Meanwhile, hundreds more pro-independence supporters protested outside a courthouse in the north-eastern Catalan town of Hospitalet de Llobregat to demand the release of the arrested officials.
The leader of Catalonia's regional government, Carles Puigdemont, said on Thursday his administration would push on with a banned October 1 referendum on a split from Spain, in defiance of a court order banning the vote.
Spain's Interior Ministry says it's deploying police reinforcements to its northeastern region of Catalonia to maintain order and take action if a referendum on independence pledged by the Catalan government but deemed illegal by Spain should take place. "We are respecting the Spanish Constitutional order", said the Berlaymont spokesperson, adding that no phone call is on the European Commission President Jean-Claude Juncker's plans at the moment.
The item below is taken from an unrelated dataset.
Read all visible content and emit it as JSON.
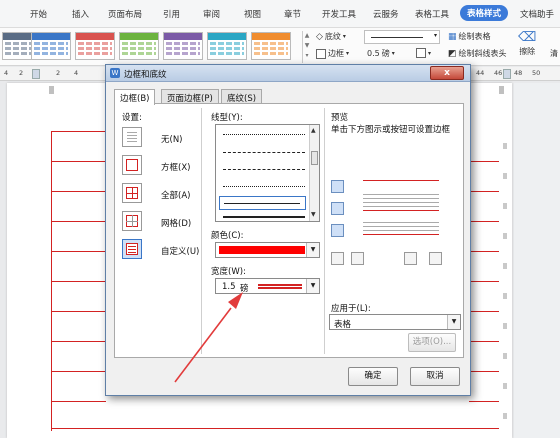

Police said up to 40,000 people gathered outside the devolved government's economy ministry in the city, which was searched.
Many who do not support independence say they are scared to speak out and no longer feel comfortable in their own country.
Sturgeon, who is the leader of the pro-independence Scottish National Party (SNP), on Thursday backed the Catalan regional government for planning the referendum, saying that "the right of self-determination is an important worldwide principle".
The central government in Madrid has blocked the vote and chartered three ferries in the ports of Barcelona and Tarragona to house additional police dispatched to the region.
Mr Puigdemont had accused the central government of effectively suspending devolution after it moved to seize control of regional finances to stop them being used to fund the referendum.
Also on Friday, a Catalan regional judge ordered the release with restrictions of six people arrested on Wednesday in a crackdown on referendum preparations.
Spain's central government says the planned October 1 referendum is illegal.